For example, most microbusinesses are not structured to benefit from proposed corporate tax rate reductions and do not earn enough income to benefit from pass-through business reforms.

But we know that taxes are a major pain point for the self-employed and that they desperately need reforms that simplify their taxes and make it easier to start and grow their businesses.

Major overhauls to the tax system only come around once a generation. As we contemplate reforms to modernize our tax code, it would be a remarkable oversight to exclude those who will drive the future of our economy. Here are some concrete ideas for Congress to consider:

Establish a standard deduction for microbusinesses

Collecting and itemizing expenses is costly and time-consuming for a business of one. Kathleen DeLaney Thomas of the University of North Carolina School of Law recently published a paper proposing a new standard business deduction for the gig economy.

Much like the standard deduction that individuals can take to simplify their income tax compliance burdens, a standard business deduction for microbusinesses would reduce the amount of paperwork and administrative burdens they face, freeing up time to create new products, attract new customers and grow their businesses.

Enable tax withholding for 1099s

The payroll system dramatically simplifies tax compliance burdens for those with traditional employment, but excludes the 15 million Americans who are self-employed or are independent workers. Congress should allow individuals whose income is reported through a 1099 to optionally withhold taxes from their pay.

To include more individuals, policymakers could also harmonize the reporting thresholds for 1099-MISCs and 1099-Ks and establish different reporting thresholds for the retail and service sectors to ensure the reform does not unintentionally capture non-business owners.

Streamline flexible spending accounts

One of the major challenges of self-employment is managing unpredictable income fluctuations. To help microbusinesses manage unexpected expenses, Congress should streamline existing federal pre-tax savings programs into a single MyFlex account, accessible to the self-employed, where an individual could set aside up to $13,620 in pre-tax income per year (the sum of allowable savings under existing programs).

He or she could use that money to pay for qualified medical, dependent care, transportation and parking expenses. Allowing individuals to roll over the balance in their MyFlex Account, year over year, would also incentivize asset building over time.

This proposal would not increase government spending, as it merely streamlines existing federal pre-tax savings programs.

Expand the Earned Income Tax Credit

The Earned Income Tax Credit is an important source of income protection, and because it is not administered through payroll, it already works equally well for gig workers and those in a more traditional employment relationship. Congress should expand EITC eligibility by lowering the eligibility age from 25 to 21, establishing a higher credit for childless workers and eliminating the marriage penalty.

Additionally, Congress should allow the EITC to be calculated and administered on a quarterly basis rather than taking the benefit in a lump sum distribution, which would better support workers struggling to manage short-term income volatility.

Reduce new entrepreneurs’ tax burdens
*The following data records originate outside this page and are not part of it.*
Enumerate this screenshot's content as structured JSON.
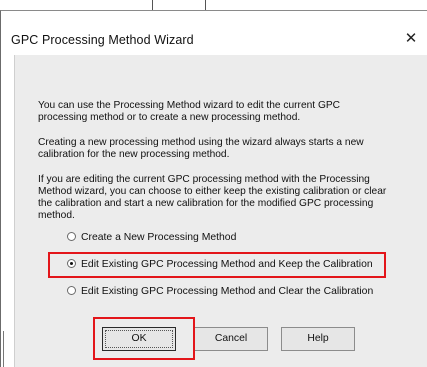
{
  "window": {
    "title": "GPC Processing Method Wizard",
    "close_glyph": "✕"
  },
  "paragraphs": [
    "You can use the Processing Method wizard to edit the current GPC processing method or to create a new processing method.",
    "Creating a new processing method using the wizard always starts a new calibration for the new processing method.",
    "If you are editing the current GPC processing method with the Processing Method wizard, you can choose to either keep the existing calibration or clear the calibration and start a new calibration for the modified GPC processing method."
  ],
  "options": [
    {
      "label": "Create a New Processing Method",
      "checked": false
    },
    {
      "label": "Edit Existing GPC Processing Method and Keep the Calibration",
      "checked": true
    },
    {
      "label": "Edit Existing GPC Processing Method and Clear the Calibration",
      "checked": false
    }
  ],
  "buttons": {
    "ok": "OK",
    "cancel": "Cancel",
    "help": "Help"
  },
  "colors": {
    "highlight": "#e3151a",
    "dialog_face": "#ececec"
  }
}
The early years of entrepreneurship can bring several unwelcome tax surprises, from the Self Employment Tax, which doubles the incidence of the FICA tax owed to the IRS, to the requirement to pay taxes quarterly.
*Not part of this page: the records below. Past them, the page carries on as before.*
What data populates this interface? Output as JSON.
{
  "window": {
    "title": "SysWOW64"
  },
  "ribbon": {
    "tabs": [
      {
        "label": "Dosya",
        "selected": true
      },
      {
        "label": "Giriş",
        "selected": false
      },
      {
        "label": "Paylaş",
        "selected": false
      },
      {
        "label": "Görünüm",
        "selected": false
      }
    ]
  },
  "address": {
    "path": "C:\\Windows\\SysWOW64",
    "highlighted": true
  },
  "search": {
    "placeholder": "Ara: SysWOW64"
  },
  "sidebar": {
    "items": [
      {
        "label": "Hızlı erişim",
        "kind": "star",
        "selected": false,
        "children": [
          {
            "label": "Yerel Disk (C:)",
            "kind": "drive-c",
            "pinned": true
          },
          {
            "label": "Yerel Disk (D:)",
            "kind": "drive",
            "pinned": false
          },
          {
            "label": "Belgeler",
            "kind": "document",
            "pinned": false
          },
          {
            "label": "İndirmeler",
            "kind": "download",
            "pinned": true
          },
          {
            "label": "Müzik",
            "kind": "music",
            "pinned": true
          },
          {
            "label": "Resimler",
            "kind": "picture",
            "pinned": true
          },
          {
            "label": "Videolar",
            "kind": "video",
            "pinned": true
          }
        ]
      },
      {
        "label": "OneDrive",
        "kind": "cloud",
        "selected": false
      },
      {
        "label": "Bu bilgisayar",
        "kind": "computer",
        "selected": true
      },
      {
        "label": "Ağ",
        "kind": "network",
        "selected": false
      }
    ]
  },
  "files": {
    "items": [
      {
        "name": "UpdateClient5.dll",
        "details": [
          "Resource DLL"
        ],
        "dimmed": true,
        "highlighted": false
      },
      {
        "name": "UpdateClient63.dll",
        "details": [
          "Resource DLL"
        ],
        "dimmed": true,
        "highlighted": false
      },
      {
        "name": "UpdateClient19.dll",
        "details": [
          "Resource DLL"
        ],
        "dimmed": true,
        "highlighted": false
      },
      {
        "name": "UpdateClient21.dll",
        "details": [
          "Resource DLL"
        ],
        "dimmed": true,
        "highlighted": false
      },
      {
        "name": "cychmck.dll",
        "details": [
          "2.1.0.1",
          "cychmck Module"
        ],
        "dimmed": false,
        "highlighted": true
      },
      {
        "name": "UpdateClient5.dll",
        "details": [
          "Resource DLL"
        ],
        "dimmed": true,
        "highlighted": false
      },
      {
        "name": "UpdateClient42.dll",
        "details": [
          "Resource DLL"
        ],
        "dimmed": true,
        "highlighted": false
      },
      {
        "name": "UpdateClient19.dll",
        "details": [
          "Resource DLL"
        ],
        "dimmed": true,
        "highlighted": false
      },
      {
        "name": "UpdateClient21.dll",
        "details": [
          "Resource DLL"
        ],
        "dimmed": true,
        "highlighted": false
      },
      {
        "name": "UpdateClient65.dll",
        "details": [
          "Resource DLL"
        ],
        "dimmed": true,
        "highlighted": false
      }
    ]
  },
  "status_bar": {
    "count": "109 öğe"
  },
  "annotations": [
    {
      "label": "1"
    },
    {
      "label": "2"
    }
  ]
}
Congress should reward new microbusinesses by establishing a New Entrepreneur Tax Credit that offsets self-employment tax liability in the first two years of reporting self-employment income.
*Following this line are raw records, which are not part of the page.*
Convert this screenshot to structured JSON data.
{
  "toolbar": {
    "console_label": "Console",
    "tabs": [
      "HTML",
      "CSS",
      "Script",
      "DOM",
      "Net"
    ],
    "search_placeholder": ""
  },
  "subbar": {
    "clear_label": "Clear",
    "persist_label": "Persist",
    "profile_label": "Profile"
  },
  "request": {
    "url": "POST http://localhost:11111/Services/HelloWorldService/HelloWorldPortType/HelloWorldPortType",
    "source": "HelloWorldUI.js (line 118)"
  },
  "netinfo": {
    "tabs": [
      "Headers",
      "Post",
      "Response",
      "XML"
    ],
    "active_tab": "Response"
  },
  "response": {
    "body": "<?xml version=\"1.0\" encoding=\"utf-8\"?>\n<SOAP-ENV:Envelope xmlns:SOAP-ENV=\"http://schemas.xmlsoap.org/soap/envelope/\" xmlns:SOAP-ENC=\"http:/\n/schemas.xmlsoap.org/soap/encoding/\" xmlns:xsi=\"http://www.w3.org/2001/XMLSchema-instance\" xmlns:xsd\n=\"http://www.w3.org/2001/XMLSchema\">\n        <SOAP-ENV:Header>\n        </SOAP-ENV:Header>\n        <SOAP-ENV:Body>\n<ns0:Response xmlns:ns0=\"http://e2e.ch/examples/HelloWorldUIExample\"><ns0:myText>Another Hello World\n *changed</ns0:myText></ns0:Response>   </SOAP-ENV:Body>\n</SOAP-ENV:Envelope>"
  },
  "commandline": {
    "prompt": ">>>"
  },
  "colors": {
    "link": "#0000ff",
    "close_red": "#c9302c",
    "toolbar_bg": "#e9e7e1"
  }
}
Congress could further reduce the burdens new entrepreneurs face by eliminating the penalties for failure to file quarterly estimated taxes in the first years of self-employment.

Taken together, these reforms would dramatically ease the tax burdens faced by members of the gig economy and ensure our tax code works not just for big business, but for the microbusinesses that will drive the 21st-century economy. 

Althea Erickson is the head of advocacy and impact at Etsy, a peer-to-peer, e-commerce website focused on handmade or vintage items.